:: Listed records

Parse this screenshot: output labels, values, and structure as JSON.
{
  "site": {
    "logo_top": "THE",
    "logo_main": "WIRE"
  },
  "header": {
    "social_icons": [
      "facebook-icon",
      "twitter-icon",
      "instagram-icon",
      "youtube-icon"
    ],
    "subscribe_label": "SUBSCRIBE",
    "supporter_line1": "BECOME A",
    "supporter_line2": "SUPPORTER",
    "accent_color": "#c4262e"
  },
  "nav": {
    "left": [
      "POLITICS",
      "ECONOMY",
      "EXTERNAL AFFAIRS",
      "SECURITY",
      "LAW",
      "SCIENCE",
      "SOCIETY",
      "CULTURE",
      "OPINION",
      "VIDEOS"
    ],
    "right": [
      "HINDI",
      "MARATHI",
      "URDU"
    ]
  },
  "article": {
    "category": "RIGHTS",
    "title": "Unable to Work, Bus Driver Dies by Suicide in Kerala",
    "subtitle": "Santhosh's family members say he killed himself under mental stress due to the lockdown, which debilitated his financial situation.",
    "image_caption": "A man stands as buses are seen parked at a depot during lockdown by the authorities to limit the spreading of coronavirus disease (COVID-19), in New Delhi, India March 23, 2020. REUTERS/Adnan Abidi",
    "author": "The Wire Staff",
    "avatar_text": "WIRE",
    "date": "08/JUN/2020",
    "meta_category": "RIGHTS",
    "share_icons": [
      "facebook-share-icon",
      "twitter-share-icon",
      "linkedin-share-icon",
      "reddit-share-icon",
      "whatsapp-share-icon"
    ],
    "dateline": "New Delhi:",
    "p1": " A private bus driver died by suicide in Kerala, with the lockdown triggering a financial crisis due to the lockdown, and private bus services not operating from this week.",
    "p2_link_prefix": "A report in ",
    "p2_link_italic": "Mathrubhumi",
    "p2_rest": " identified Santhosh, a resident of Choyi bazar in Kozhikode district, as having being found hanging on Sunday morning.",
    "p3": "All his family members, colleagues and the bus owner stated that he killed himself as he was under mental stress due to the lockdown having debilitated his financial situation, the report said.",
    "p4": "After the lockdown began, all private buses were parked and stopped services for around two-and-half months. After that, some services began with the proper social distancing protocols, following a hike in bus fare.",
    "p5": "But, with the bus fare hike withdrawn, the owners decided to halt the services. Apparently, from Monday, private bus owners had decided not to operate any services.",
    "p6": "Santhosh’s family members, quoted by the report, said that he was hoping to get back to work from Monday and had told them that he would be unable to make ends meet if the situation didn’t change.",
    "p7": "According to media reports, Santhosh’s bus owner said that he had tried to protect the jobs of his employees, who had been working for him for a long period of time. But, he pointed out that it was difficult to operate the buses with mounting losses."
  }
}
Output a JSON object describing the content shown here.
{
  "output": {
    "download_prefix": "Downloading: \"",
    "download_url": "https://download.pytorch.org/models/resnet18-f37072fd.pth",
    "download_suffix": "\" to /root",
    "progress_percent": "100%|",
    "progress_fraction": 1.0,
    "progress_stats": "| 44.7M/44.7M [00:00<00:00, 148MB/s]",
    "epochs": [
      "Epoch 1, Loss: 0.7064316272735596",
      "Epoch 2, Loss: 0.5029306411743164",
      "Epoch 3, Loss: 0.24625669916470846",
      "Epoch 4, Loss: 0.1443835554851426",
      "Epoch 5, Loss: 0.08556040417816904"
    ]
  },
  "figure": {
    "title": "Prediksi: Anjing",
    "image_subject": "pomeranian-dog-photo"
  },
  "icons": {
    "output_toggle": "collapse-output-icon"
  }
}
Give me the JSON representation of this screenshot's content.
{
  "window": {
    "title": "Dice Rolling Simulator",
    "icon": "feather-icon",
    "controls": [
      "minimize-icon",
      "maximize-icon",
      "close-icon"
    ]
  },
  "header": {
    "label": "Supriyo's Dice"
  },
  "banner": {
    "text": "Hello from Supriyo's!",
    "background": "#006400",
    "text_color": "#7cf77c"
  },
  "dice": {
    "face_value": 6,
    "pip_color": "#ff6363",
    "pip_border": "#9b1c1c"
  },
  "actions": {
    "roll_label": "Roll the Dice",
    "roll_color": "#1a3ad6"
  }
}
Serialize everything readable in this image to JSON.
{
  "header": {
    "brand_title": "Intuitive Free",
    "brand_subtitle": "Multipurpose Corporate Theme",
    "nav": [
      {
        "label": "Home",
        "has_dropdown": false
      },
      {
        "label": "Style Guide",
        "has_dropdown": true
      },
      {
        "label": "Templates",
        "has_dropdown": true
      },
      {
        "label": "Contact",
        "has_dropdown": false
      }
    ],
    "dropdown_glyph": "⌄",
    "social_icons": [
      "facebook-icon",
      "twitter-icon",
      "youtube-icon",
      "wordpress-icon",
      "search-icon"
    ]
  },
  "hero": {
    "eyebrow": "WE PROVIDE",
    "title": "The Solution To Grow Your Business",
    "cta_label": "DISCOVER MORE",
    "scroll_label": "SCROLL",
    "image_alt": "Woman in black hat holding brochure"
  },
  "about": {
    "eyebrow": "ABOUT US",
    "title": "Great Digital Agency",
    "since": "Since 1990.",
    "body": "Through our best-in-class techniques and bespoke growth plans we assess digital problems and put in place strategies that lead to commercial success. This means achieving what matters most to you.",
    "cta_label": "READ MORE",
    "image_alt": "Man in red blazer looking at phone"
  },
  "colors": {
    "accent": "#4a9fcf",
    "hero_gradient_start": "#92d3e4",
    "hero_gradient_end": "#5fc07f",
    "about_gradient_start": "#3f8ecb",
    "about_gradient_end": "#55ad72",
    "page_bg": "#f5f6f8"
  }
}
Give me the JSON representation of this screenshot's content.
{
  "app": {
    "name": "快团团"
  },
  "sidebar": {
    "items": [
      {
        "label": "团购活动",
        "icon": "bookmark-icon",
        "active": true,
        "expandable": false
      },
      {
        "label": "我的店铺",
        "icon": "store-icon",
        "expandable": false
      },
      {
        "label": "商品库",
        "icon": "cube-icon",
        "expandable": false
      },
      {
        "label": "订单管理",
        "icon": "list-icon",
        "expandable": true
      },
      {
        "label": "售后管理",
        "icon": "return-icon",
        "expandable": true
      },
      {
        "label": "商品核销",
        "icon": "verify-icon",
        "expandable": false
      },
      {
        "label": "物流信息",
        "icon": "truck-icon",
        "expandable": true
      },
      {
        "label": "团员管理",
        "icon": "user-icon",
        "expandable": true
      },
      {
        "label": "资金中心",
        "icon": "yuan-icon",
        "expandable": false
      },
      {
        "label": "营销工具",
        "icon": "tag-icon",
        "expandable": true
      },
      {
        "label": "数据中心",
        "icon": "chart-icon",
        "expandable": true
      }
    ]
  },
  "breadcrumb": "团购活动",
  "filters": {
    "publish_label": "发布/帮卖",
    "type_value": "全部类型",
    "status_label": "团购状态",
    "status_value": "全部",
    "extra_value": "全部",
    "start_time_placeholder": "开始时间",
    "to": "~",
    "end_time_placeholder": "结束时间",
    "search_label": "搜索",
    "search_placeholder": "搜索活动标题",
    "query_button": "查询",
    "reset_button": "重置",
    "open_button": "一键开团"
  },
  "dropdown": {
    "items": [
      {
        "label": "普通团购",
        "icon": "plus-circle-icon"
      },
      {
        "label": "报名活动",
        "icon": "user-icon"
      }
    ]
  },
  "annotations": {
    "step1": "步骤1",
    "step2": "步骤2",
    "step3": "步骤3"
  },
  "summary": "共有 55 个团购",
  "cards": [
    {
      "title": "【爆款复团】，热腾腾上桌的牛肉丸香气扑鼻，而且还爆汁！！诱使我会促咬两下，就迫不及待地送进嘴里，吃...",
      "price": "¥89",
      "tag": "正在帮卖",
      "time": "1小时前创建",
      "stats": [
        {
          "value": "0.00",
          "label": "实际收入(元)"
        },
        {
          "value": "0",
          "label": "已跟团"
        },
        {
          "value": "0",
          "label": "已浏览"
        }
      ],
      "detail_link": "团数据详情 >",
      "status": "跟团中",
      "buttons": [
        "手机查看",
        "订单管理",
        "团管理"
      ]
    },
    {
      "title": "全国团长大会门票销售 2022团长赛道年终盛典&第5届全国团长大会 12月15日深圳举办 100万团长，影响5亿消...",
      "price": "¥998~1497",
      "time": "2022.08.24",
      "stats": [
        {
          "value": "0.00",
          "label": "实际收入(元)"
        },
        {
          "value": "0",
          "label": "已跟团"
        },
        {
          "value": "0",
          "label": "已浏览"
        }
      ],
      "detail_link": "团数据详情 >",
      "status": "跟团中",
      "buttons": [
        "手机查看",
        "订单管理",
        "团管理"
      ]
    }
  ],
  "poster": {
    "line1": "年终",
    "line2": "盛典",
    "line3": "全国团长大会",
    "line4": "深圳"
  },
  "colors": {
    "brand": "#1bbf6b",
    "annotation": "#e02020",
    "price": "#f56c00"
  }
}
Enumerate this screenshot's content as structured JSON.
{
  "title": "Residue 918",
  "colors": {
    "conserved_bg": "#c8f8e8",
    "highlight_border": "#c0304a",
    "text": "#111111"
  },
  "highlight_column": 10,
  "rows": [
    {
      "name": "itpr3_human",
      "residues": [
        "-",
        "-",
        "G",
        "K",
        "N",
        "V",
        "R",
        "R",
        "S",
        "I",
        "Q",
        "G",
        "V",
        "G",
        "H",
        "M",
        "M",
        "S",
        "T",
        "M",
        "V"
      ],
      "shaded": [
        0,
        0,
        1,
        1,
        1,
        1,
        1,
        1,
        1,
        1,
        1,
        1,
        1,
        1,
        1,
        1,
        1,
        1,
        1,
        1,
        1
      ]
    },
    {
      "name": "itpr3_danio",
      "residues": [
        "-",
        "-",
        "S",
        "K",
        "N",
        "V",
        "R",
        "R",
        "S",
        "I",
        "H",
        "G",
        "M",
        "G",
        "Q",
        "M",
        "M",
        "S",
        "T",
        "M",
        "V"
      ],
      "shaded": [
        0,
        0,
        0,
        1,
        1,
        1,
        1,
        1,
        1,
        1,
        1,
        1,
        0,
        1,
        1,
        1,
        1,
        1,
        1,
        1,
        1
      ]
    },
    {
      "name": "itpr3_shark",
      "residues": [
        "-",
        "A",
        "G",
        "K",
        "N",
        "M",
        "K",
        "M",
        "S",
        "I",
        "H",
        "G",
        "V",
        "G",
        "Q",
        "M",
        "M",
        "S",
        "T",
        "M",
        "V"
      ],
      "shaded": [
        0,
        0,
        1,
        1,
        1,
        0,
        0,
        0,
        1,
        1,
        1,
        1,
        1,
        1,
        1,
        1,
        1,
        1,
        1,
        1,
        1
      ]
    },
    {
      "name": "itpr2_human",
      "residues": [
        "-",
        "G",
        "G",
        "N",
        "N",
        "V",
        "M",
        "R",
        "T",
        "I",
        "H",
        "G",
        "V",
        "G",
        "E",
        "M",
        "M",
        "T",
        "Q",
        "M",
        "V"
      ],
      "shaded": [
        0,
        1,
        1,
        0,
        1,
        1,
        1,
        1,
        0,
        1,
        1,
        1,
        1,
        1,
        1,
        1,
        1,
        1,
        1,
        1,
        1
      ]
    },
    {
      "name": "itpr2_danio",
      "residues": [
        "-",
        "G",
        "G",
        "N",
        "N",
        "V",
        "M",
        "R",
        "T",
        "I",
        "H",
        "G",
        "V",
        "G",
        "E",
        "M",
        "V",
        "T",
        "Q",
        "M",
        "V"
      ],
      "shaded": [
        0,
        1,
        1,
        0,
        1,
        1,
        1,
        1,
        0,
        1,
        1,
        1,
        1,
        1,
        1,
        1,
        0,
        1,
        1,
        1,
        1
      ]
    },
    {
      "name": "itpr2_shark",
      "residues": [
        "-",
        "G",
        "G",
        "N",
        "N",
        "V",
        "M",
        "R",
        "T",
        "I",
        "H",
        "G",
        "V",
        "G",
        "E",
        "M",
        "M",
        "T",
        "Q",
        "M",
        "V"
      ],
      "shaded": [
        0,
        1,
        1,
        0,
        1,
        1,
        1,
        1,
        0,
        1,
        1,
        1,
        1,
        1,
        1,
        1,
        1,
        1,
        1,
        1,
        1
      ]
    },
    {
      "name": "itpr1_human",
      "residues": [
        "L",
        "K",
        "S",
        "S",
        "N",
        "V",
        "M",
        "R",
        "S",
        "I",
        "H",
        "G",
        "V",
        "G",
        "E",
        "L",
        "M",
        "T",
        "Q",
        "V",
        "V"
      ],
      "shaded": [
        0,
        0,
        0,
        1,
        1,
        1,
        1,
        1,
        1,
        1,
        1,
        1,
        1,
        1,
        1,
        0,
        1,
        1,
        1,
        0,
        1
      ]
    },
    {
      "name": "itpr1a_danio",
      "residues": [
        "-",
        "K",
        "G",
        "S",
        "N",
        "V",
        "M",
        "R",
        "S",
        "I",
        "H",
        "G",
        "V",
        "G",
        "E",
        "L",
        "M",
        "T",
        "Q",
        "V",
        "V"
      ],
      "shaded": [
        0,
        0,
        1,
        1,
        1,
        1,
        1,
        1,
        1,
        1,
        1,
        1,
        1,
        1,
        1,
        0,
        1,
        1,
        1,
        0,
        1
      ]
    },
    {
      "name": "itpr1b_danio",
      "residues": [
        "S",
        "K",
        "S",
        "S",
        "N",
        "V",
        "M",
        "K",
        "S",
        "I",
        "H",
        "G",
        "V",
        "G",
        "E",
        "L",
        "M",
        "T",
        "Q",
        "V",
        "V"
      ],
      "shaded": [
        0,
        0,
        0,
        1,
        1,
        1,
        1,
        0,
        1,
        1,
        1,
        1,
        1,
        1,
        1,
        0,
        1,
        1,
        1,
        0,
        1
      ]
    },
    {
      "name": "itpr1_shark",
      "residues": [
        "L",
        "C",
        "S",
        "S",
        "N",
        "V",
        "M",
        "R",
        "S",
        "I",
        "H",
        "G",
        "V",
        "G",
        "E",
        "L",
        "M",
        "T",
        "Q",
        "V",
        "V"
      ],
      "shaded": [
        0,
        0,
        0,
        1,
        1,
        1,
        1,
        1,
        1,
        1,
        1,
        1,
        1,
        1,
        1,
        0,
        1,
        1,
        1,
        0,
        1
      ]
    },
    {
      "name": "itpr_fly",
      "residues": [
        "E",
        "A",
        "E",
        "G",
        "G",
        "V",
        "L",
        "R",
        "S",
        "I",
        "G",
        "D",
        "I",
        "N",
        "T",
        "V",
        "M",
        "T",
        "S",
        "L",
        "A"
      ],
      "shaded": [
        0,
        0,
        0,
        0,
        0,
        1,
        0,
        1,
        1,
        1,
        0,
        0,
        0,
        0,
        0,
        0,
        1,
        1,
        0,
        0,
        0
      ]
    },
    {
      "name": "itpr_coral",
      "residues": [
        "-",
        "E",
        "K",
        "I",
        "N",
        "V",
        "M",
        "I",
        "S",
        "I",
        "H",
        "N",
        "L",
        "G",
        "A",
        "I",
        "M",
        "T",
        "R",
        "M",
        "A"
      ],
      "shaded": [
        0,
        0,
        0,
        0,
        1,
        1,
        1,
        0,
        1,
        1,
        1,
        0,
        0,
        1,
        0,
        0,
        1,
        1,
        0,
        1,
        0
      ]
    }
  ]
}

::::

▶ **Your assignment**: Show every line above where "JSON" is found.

▶ **Task result**:
Parse this screenshot: output labels, values, and structure as JSON.
Output a JSON object describing the content shown here.
Give me the JSON representation of this screenshot's content.
Serialize everything readable in this image to JSON.
Give me the JSON representation of this screenshot's content.
Enumerate this screenshot's content as structured JSON.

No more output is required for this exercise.